    alist Muslims" and "Muslims"-and here the proposition extended of course to more than just those who were politically involved.

    The Hindus-or the majority of politically conscious Hindus, for there were in this view many who formed part of a large inert mass, and at least a few who were loyalists-were, in other words, nationalists first and foremost. Whether they were Hindu nationalists or secular nationalists was a subsidiary question. All Muslims were, however, Muslims. And the matter of political inactivity or inertia made little difference in this instance. Some Muslims were advocates of "Indian" nationalism, and hence "Nationalist Muslims." The remainder of that community, however, in town and country, north and south, handloom work- shop or building site, modest hut or railway quarters-were not likely to be sup- porters of Indian nationalism on account of their being Muslim. The peculiar history of Hindu-Muslim political differences from the later nineteenth centu- ry onwards, and British efforts to keep the Muslims on their side against the ris- ing tide of what they saw as babu-Hindu nationalism-had contributed to the development of this view. But the years immediately preceding Partition and Independence, Partition itself, and the very fact of agitation for separate Mus- lim rights, clearly had more than a little to do with its wide acceptance as axiomatic truth.

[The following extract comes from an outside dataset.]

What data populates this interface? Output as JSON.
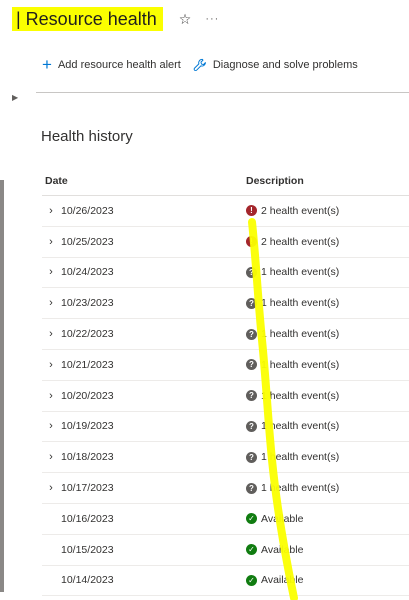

    The other terms of Indian political discourse that require some attention are "minority" and "majority." When used in conjunction with "religion" or "eth- nicity" or "culture," these terms result in a curious ambiguity, as Talal Asad has reminded us. For whereas majority and minority belong primarily to a vocab- ulary of electoral and parliamentary politics, and the shifting terrain upon which these politics are supposed to be carried out, culture (like religion, race, and so on) is "virtually coterminous with the social life of particular populations, in- cluding habits and beliefs conveyed across generations." To speak of cultural, ethnic or religious minorities is therefore to posit what Asad calls "ideological hybrids." It is "to make the implicit claim that me